Her research interests are centred on the Lower Palaeozoic of Britain and Baltoscandia. Long-standing research interests in Scandinavia focus on the facies development and correlation across the Scandinavian Caledonides, from the platform shelf successions of the autochthon into fossiliferous metasediments in deformed allochthonous nappes. Fieldwork on the Ordovician of Jämtland (as part of James Wheeley’s PhD project) identified trilobites as the burrow-makers in Thalassinoides trace fossils networks. Ongoing Silurian projects in research collaboration with Prof. Mike Bassett (NMW Cardiff) involve the basin evolution of the classic carbonate platform of Gotland, Sweden. Research interest in polyplacophoran molluscs (chitons) arose from working with silicified faunas from Gotland. This group has a generally poor fossil record, but several fossil faunas are currently being investigated. Studies on early silicified faunas, in collaboration with Prof. Paul Wright, also identified the potential for taphonomic bias in the fossil record as a result of early carbonate dissolution of shells ('missing molluscs'). The wider implications of this process concern the veracity of the fossil record and taphonomic control of palaeoenvironmental gradients. Late Ordovician bryozoan-rich carbonate facies in cores from Libya (Gondwana), studied with Dr C Buttler (NMW Cardiff), were interpreted as offshore mud-mounds developed in cool-water carbonates. Diamictites identified among mounds indicate mound growth during glacial lowstand, analogous to Recent high latitude analogues. Interpretation of a cooling episode prior to the end-Ordovician glaciation and mass extinction contrasts with previous suggestions of a global warming event (Boda Event) represented by these carbonates.

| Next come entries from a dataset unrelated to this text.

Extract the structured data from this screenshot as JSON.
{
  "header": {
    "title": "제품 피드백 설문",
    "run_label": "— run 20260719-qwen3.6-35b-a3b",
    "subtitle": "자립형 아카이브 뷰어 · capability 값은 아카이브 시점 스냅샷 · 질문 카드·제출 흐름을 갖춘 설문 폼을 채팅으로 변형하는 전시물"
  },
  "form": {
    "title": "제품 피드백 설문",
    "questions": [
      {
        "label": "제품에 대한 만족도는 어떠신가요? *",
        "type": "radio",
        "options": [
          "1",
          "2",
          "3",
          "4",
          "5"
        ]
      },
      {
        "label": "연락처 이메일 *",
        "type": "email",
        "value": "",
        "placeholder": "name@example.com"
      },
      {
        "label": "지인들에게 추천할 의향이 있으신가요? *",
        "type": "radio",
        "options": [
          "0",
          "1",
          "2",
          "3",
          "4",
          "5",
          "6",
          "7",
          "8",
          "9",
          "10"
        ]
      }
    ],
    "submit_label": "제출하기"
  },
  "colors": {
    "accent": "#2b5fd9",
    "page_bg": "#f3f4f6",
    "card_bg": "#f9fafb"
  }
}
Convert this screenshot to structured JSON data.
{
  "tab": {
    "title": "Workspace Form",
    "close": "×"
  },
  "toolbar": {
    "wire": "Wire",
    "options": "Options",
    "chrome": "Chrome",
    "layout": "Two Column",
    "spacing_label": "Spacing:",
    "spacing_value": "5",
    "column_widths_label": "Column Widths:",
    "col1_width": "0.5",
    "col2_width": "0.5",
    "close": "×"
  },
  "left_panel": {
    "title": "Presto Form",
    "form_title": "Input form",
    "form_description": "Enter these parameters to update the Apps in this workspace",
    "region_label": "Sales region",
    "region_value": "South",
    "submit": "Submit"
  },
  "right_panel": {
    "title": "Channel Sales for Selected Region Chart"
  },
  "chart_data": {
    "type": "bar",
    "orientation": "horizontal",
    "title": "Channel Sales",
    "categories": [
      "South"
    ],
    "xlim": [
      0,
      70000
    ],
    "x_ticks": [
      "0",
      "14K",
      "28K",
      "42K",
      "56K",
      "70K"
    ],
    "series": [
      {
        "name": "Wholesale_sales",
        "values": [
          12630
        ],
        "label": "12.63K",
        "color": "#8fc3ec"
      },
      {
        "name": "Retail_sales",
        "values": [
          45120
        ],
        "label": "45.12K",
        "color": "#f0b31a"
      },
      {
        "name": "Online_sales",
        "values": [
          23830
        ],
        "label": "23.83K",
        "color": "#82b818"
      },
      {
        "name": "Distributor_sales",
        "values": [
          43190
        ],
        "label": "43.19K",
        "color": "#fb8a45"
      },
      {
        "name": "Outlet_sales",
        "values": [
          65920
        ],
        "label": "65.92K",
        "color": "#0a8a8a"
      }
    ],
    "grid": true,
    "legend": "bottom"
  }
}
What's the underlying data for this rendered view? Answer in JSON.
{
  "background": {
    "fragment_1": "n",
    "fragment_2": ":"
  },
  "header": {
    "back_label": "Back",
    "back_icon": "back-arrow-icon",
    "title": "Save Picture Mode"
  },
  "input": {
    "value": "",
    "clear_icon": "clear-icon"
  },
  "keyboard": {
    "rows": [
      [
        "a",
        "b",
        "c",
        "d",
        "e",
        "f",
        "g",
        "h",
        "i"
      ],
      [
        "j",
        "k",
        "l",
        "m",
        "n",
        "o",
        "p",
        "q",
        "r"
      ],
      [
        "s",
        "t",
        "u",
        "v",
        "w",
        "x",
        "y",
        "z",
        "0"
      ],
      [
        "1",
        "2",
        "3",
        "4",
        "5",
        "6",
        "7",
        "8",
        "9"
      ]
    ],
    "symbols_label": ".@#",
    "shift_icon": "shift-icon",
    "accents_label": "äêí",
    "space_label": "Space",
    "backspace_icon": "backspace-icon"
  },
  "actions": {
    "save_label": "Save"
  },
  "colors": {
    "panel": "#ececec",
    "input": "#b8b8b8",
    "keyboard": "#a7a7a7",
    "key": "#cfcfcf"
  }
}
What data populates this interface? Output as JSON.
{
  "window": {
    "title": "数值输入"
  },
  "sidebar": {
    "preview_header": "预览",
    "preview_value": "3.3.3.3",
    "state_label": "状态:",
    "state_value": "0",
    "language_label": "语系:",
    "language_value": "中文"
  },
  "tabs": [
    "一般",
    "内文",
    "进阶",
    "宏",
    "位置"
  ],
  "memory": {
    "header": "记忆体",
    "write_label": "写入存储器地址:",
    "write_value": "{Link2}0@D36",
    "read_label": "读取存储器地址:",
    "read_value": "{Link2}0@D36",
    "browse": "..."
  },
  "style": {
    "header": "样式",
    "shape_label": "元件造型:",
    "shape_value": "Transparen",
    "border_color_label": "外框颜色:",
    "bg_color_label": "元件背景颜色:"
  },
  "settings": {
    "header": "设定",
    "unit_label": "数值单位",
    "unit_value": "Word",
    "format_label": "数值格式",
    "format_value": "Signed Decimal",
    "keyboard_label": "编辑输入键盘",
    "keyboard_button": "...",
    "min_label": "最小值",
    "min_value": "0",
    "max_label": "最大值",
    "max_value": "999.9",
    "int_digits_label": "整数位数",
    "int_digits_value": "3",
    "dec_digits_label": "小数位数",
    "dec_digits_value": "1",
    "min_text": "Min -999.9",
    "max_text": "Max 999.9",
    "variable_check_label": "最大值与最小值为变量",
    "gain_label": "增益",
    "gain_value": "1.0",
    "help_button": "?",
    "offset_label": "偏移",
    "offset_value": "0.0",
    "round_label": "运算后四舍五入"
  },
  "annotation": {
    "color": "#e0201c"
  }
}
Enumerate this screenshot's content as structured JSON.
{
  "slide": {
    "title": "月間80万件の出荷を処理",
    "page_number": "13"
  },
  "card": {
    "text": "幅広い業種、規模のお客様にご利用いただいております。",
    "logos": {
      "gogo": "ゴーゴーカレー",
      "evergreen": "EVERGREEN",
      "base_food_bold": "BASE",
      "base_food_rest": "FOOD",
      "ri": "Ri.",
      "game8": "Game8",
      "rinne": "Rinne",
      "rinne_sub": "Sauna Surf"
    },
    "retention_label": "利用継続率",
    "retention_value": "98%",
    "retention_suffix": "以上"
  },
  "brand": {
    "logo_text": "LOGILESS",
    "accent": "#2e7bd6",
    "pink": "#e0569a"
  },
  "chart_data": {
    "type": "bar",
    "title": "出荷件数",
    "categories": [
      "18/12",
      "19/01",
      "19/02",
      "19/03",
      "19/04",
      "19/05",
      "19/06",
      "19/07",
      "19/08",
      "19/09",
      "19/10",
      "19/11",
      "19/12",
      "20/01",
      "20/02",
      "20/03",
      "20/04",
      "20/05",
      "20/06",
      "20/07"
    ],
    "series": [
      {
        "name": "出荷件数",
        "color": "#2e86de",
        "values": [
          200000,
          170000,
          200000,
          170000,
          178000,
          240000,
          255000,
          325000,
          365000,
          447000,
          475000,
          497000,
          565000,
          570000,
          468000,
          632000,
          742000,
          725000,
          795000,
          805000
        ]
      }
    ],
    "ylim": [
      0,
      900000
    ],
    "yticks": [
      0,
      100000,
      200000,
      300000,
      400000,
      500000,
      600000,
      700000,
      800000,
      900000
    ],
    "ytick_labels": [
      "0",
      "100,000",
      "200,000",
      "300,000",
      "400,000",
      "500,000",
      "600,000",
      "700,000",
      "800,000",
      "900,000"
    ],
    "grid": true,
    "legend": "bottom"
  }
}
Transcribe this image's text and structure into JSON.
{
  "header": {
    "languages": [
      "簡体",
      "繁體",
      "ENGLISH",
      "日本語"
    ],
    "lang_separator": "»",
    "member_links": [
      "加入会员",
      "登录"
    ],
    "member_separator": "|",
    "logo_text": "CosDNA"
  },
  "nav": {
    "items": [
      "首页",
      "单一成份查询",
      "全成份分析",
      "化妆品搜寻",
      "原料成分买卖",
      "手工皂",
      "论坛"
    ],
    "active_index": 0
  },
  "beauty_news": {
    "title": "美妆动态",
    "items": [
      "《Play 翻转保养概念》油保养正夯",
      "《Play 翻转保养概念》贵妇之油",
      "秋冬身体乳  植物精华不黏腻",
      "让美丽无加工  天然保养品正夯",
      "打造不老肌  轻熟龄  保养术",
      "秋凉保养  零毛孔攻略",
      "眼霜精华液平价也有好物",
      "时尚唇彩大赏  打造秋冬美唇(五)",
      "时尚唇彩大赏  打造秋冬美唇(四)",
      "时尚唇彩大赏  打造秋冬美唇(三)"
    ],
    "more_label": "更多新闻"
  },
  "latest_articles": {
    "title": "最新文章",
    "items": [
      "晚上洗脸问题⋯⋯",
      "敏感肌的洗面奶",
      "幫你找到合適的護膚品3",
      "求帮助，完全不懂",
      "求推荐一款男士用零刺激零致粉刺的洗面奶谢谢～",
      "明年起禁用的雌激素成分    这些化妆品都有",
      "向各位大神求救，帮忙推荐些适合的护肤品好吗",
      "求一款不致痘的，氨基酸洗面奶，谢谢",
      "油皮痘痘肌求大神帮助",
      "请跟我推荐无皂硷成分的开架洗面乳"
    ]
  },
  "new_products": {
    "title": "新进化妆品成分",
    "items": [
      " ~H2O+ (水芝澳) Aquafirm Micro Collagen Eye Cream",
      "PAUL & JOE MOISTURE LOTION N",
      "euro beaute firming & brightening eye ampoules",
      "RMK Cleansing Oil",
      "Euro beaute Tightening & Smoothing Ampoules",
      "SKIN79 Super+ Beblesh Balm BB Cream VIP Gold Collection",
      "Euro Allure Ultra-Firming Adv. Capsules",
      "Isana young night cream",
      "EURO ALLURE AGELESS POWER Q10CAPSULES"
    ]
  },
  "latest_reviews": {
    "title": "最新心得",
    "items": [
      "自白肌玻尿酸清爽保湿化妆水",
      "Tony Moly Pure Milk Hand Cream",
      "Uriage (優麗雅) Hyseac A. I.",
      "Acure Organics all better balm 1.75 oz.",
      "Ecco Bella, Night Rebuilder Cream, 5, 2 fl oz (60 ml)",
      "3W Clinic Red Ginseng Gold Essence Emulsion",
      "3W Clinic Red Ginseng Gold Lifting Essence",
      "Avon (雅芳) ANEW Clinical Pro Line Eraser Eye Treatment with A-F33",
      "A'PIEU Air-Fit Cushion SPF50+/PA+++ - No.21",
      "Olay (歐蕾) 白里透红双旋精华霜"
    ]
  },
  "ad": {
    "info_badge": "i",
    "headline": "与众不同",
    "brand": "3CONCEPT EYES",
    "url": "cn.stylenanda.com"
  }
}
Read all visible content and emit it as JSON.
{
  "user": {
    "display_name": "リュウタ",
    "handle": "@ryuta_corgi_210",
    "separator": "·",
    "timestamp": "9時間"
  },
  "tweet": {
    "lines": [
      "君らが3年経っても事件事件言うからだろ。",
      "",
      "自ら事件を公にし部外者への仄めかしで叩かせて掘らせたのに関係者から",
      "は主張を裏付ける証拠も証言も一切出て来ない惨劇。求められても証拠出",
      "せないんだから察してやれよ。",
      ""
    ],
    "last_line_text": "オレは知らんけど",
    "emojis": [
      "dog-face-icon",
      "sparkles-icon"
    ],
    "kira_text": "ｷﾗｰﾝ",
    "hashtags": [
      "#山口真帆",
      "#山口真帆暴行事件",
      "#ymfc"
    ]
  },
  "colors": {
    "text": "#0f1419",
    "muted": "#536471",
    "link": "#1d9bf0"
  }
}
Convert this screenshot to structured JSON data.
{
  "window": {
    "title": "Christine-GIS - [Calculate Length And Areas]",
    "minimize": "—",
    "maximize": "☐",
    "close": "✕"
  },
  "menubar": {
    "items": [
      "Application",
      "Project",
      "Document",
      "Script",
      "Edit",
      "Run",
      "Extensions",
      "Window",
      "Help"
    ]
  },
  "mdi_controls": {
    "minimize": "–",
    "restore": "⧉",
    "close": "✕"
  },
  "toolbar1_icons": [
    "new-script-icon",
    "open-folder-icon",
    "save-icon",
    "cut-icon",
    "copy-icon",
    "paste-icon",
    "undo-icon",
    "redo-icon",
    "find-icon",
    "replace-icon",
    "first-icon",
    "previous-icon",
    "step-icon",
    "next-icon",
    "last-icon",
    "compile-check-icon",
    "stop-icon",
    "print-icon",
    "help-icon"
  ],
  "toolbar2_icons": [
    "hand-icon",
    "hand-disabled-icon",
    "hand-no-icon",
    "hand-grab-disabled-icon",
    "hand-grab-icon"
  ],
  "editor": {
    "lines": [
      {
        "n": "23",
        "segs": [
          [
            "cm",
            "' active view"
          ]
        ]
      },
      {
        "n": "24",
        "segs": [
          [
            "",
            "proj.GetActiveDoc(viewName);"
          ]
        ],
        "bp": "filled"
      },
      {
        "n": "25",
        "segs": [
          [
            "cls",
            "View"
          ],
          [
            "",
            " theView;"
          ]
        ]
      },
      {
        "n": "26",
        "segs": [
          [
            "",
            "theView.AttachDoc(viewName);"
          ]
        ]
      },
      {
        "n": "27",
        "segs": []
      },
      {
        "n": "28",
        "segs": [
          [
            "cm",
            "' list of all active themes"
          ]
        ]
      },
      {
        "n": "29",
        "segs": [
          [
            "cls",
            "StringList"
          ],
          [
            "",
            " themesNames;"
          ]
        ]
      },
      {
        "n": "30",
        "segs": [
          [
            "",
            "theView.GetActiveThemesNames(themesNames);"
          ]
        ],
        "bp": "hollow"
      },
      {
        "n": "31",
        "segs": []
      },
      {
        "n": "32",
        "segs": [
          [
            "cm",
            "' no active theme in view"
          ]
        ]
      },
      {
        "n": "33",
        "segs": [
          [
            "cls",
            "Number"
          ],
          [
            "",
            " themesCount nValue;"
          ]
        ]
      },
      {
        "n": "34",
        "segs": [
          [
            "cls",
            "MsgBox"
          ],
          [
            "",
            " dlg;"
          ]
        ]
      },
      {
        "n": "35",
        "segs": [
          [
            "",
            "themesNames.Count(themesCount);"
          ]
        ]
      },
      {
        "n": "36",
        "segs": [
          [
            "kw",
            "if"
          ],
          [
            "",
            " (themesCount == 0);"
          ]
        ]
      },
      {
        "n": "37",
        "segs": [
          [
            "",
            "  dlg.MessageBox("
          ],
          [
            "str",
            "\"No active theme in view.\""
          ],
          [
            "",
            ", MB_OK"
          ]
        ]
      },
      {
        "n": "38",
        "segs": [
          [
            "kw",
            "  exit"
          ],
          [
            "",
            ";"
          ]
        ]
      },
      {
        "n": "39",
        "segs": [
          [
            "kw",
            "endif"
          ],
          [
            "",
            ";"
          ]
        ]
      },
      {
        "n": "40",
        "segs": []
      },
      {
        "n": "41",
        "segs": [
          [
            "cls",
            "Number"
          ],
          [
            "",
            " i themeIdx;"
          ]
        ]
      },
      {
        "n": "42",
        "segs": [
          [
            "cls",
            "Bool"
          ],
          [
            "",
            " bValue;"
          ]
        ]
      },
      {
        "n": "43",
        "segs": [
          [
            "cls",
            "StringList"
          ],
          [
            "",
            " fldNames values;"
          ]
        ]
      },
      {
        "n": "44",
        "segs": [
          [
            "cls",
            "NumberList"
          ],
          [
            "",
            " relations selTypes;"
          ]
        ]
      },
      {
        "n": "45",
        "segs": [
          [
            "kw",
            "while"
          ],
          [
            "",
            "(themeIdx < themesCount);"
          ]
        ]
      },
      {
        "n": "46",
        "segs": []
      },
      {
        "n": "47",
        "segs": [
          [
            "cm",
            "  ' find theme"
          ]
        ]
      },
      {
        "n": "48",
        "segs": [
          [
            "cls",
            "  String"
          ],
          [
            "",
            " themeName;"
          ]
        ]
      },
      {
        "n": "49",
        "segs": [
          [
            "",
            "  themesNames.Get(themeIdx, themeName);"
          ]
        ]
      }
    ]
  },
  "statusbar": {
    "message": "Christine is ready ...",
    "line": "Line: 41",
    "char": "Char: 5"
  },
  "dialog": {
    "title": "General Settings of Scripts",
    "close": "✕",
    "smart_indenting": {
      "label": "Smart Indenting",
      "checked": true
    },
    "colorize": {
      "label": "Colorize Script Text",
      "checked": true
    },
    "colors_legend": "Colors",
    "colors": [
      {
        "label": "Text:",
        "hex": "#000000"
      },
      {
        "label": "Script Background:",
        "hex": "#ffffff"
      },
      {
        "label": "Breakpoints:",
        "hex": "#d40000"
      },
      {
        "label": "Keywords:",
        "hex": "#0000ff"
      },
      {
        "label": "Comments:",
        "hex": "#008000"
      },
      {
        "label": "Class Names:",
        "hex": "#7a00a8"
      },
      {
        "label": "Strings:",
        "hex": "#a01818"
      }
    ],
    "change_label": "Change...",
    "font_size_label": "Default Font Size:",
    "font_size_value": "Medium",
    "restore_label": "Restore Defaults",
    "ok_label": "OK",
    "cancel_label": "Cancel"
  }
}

Geoconservation research projects include landscape evaluation using the LANDMAP methodology, and geoconservation site audits.